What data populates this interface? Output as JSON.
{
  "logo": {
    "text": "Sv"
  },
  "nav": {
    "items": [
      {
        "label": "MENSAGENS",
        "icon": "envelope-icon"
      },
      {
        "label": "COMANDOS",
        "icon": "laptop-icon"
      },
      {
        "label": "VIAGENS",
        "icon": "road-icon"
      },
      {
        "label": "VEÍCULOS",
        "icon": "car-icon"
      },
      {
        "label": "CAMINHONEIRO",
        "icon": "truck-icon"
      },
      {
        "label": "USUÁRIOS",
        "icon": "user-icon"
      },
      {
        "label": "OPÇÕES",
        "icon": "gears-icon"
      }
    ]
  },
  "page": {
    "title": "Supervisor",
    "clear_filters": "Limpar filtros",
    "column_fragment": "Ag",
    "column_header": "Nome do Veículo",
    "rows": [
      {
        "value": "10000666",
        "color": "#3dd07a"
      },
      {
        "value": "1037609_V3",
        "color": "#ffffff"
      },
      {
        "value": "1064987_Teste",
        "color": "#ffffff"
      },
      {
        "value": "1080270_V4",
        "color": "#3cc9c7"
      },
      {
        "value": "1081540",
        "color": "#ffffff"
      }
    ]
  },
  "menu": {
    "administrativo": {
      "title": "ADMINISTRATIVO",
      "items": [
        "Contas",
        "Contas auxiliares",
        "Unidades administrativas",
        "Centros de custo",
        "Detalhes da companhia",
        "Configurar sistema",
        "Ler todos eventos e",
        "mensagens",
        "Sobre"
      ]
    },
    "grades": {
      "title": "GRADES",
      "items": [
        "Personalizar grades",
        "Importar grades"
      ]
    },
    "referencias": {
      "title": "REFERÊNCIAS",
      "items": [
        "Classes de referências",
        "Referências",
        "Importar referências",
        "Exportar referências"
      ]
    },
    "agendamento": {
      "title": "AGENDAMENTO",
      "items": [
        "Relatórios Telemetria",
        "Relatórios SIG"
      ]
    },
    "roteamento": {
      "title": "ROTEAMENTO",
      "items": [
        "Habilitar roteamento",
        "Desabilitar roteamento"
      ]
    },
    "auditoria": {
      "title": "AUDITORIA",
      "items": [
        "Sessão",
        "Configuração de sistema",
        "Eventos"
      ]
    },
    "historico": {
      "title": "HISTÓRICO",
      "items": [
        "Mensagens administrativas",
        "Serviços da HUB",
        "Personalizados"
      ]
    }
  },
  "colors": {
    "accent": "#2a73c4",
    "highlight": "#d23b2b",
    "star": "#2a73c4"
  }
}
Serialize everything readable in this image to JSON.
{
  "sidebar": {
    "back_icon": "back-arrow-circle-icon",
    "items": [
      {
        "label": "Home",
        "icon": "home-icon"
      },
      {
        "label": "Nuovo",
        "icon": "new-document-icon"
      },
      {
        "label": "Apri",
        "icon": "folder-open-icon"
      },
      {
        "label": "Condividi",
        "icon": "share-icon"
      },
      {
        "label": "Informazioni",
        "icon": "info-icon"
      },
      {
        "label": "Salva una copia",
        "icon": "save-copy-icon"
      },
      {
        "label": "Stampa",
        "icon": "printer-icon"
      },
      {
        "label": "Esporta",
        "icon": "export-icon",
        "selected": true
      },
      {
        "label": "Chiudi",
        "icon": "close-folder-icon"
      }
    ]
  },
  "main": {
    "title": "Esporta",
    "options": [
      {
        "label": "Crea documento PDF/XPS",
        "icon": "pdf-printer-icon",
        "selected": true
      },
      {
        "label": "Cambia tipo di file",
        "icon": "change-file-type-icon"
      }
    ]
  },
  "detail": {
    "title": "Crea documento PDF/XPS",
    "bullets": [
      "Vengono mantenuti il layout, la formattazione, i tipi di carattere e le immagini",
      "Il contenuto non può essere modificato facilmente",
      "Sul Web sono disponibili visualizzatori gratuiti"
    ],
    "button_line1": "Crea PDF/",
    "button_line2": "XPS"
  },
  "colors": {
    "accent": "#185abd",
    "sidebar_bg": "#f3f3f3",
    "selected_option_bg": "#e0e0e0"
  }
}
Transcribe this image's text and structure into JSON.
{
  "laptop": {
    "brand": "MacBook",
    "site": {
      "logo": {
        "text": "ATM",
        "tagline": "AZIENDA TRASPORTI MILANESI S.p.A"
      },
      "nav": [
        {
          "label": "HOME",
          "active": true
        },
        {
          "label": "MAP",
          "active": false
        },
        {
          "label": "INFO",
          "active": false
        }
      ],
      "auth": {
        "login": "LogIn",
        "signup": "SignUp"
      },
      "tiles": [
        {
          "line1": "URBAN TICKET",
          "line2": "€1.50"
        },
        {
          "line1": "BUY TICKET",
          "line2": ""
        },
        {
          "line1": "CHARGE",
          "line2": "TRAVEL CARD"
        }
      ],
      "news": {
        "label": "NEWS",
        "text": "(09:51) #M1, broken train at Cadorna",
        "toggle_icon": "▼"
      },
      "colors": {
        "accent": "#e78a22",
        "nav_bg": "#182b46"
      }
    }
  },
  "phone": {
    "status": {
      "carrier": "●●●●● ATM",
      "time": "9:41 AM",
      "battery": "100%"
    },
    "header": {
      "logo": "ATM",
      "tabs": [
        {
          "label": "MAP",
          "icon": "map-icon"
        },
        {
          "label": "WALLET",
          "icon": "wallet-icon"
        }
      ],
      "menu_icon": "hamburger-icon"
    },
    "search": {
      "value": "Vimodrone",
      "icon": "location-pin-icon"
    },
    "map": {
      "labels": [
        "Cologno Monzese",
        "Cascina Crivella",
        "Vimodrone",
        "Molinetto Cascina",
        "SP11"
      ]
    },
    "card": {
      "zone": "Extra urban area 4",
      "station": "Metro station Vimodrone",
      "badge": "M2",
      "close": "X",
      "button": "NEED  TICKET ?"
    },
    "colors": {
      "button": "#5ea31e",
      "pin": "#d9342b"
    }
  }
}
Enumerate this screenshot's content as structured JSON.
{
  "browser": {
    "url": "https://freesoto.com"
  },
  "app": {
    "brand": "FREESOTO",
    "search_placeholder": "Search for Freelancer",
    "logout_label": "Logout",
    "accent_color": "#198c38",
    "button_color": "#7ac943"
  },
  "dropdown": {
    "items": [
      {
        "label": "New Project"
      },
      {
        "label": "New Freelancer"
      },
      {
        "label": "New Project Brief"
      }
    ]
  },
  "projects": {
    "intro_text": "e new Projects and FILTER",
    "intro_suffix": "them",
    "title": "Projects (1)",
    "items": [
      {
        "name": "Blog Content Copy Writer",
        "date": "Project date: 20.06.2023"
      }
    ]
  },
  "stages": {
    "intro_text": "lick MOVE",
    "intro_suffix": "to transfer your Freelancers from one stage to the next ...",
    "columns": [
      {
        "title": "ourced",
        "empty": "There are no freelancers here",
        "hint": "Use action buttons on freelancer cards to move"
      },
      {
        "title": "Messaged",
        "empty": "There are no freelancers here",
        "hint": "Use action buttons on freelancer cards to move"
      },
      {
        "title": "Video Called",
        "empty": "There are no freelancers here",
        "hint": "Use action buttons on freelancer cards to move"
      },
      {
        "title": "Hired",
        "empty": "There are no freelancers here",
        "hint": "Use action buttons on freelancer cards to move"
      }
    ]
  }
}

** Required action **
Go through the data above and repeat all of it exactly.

** Solution for this task **
What data populates this interface? Output as JSON.
{
  "logo": {
    "text": "Sv"
  },
  "nav": {
    "items": [
      {
        "label": "MENSAGENS",
        "icon": "envelope-icon"
      },
      {
        "label": "COMANDOS",
        "icon": "laptop-icon"
      },
      {
        "label": "VIAGENS",
        "icon": "road-icon"
      },
      {
        "label": "VEÍCULOS",
        "icon": "car-icon"
      },
      {
        "label": "CAMINHONEIRO",
        "icon": "truck-icon"
      },
      {
        "label": "USUÁRIOS",
        "icon": "user-icon"
      },
      {
        "label": "OPÇÕES",
        "icon": "gears-icon"
      }
    ]
  },
  "page": {
    "title": "Supervisor",
    "clear_filters": "Limpar filtros",
    "column_fragment": "Ag",
    "column_header": "Nome do Veículo",
    "rows": [
      {
        "value": "10000666",
        "color": "#3dd07a"
      },
      {
        "value": "1037609_V3",
        "color": "#ffffff"
      },
      {
        "value": "1064987_Teste",
        "color": "#ffffff"
      },
      {
        "value": "1080270_V4",
        "color": "#3cc9c7"
      },
      {
        "value": "1081540",
        "color": "#ffffff"
      }
    ]
  },
  "menu": {
    "administrativo": {
      "title": "ADMINISTRATIVO",
      "items": [
        "Contas",
        "Contas auxiliares",
        "Unidades administrativas",
        "Centros de custo",
        "Detalhes da companhia",
        "Configurar sistema",
        "Ler todos eventos e",
        "mensagens",
        "Sobre"
      ]
    },
    "grades": {
      "title": "GRADES",
      "items": [
        "Personalizar grades",
        "Importar grades"
      ]
    },
    "referencias": {
      "title": "REFERÊNCIAS",
      "items": [
        "Classes de referências",
        "Referências",
        "Importar referências",
        "Exportar referências"
      ]
    },
    "agendamento": {
      "title": "AGENDAMENTO",
      "items": [
        "Relatórios Telemetria",
        "Relatórios SIG"
      ]
    },
    "roteamento": {
      "title": "ROTEAMENTO",
      "items": [
        "Habilitar roteamento",
        "Desabilitar roteamento"
      ]
    },
    "auditoria": {
      "title": "AUDITORIA",
      "items": [
        "Sessão",
        "Configuração de sistema",
        "Eventos"
      ]
    },
    "historico": {
      "title": "HISTÓRICO",
      "items": [
        "Mensagens administrativas",
        "Serviços da HUB",
        "Personalizados"
      ]
    }
  },
  "colors": {
    "accent": "#2a73c4",
    "highlight": "#d23b2b",
    "star": "#2a73c4"
  }
}
Serialize everything readable in this image to JSON.
{
  "sidebar": {
    "back_icon": "back-arrow-circle-icon",
    "items": [
      {
        "label": "Home",
        "icon": "home-icon"
      },
      {
        "label": "Nuovo",
        "icon": "new-document-icon"
      },
      {
        "label": "Apri",
        "icon": "folder-open-icon"
      },
      {
        "label": "Condividi",
        "icon": "share-icon"
      },
      {
        "label": "Informazioni",
        "icon": "info-icon"
      },
      {
        "label": "Salva una copia",
        "icon": "save-copy-icon"
      },
      {
        "label": "Stampa",
        "icon": "printer-icon"
      },
      {
        "label": "Esporta",
        "icon": "export-icon",
        "selected": true
      },
      {
        "label": "Chiudi",
        "icon": "close-folder-icon"
      }
    ]
  },
  "main": {
    "title": "Esporta",
    "options": [
      {
        "label": "Crea documento PDF/XPS",
        "icon": "pdf-printer-icon",
        "selected": true
      },
      {
        "label": "Cambia tipo di file",
        "icon": "change-file-type-icon"
      }
    ]
  },
  "detail": {
    "title": "Crea documento PDF/XPS",
    "bullets": [
      "Vengono mantenuti il layout, la formattazione, i tipi di carattere e le immagini",
      "Il contenuto non può essere modificato facilmente",
      "Sul Web sono disponibili visualizzatori gratuiti"
    ],
    "button_line1": "Crea PDF/",
    "button_line2": "XPS"
  },
  "colors": {
    "accent": "#185abd",
    "sidebar_bg": "#f3f3f3",
    "selected_option_bg": "#e0e0e0"
  }
}
Transcribe this image's text and structure into JSON.
{
  "laptop": {
    "brand": "MacBook",
    "site": {
      "logo": {
        "text": "ATM",
        "tagline": "AZIENDA TRASPORTI MILANESI S.p.A"
      },
      "nav": [
        {
          "label": "HOME",
          "active": true
        },
        {
          "label": "MAP",
          "active": false
        },
        {
          "label": "INFO",
          "active": false
        }
      ],
      "auth": {
        "login": "LogIn",
        "signup": "SignUp"
      },
      "tiles": [
        {
          "line1": "URBAN TICKET",
          "line2": "€1.50"
        },
        {
          "line1": "BUY TICKET",
          "line2": ""
        },
        {
          "line1": "CHARGE",
          "line2": "TRAVEL CARD"
        }
      ],
      "news": {
        "label": "NEWS",
        "text": "(09:51) #M1, broken train at Cadorna",
        "toggle_icon": "▼"
      },
      "colors": {
        "accent": "#e78a22",
        "nav_bg": "#182b46"
      }
    }
  },
  "phone": {
    "status": {
      "carrier": "●●●●● ATM",
      "time": "9:41 AM",
      "battery": "100%"
    },
    "header": {
      "logo": "ATM",
      "tabs": [
        {
          "label": "MAP",
          "icon": "map-icon"
        },
        {
          "label": "WALLET",
          "icon": "wallet-icon"
        }
      ],
      "menu_icon": "hamburger-icon"
    },
    "search": {
      "value": "Vimodrone",
      "icon": "location-pin-icon"
    },
    "map": {
      "labels": [
        "Cologno Monzese",
        "Cascina Crivella",
        "Vimodrone",
        "Molinetto Cascina",
        "SP11"
      ]
    },
    "card": {
      "zone": "Extra urban area 4",
      "station": "Metro station Vimodrone",
      "badge": "M2",
      "close": "X",
      "button": "NEED  TICKET ?"
    },
    "colors": {
      "button": "#5ea31e",
      "pin": "#d9342b"
    }
  }
}
Enumerate this screenshot's content as structured JSON.
{
  "browser": {
    "url": "https://freesoto.com"
  },
  "app": {
    "brand": "FREESOTO",
    "search_placeholder": "Search for Freelancer",
    "logout_label": "Logout",
    "accent_color": "#198c38",
    "button_color": "#7ac943"
  },
  "dropdown": {
    "items": [
      {
        "label": "New Project"
      },
      {
        "label": "New Freelancer"
      },
      {
        "label": "New Project Brief"
      }
    ]
  },
  "projects": {
    "intro_text": "e new Projects and FILTER",
    "intro_suffix": "them",
    "title": "Projects (1)",
    "items": [
      {
        "name": "Blog Content Copy Writer",
        "date": "Project date: 20.06.2023"
      }
    ]
  },
  "stages": {
    "intro_text": "lick MOVE",
    "intro_suffix": "to transfer your Freelancers from one stage to the next ...",
    "columns": [
      {
        "title": "ourced",
        "empty": "There are no freelancers here",
        "hint": "Use action buttons on freelancer cards to move"
      },
      {
        "title": "Messaged",
        "empty": "There are no freelancers here",
        "hint": "Use action buttons on freelancer cards to move"
      },
      {
        "title": "Video Called",
        "empty": "There are no freelancers here",
        "hint": "Use action buttons on freelancer cards to move"
      },
      {
        "title": "Hired",
        "empty": "There are no freelancers here",
        "hint": "Use action buttons on freelancer cards to move"
      }
    ]
  }
}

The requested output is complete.